Reuters reports: Washington and Moscow have over decades established mechanisms to prevent crises from spinning out of control, from hotlines to satellites and over-flights that allow the nuclear-armed adversaries to track each other’s military deployments.
No such safety nets exist between Washington and Pyongyang, worrying experts who say an accident, misstatement or erroneous reading by one side of the other’s actions could spiral into full-scale conflict even though neither side wants war.
Tensions have risen markedly in the past few days after North Korea warned Washington of a “severe lesson” following U.N. action against it and U.S. President Donald Trump in turn warning that any threats to the United States from Pyongyang would be met with “fire and fury.”

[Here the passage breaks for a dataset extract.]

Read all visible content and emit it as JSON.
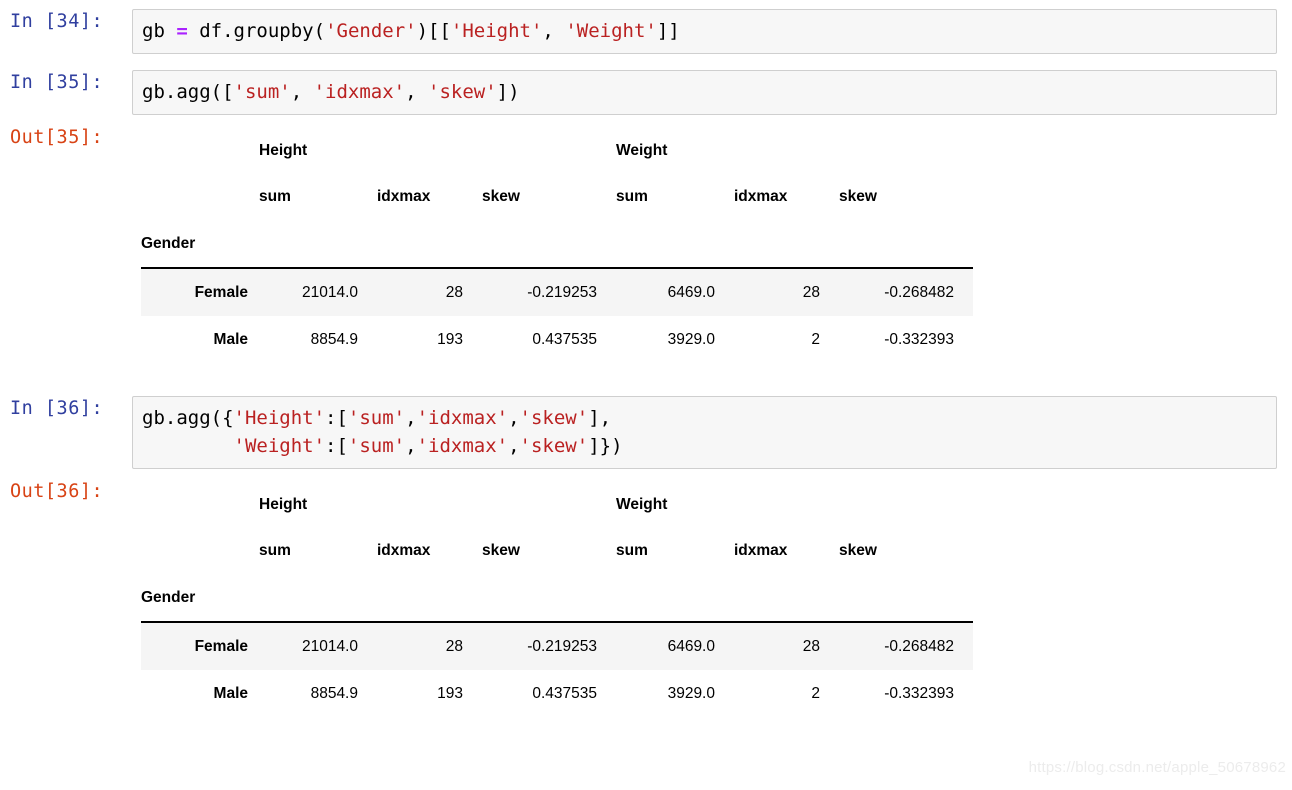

Trump’s unexpected remarks prompted North Korea to respond by saying it was considering plans for a missile strike on the U.S. Pacific territory of Guam.
Experts said there are limited channels through which the two sides can try to exchange proposals to ease tensions over North Korea’s missile and nuclear weapons programs.
“We have some ad hoc and analogue ways of communicating with North Korea but we don’t have anything that has proven itself and can withstand the stress of crises,” said Jon Wolfsthal, a top non-proliferation adviser to former President Barack Obama.
The two sides have no diplomatic relations, so they have no embassies in each other’s capitals. They maintain contacts through their United Nations missions, their embassies in Beijing and meetings between military officers at Panmunjom, the location on the militarised frontier dividing the Korean Peninsula where the truce that stilled the 1950-53 Korean War was signed. [Continue reading…]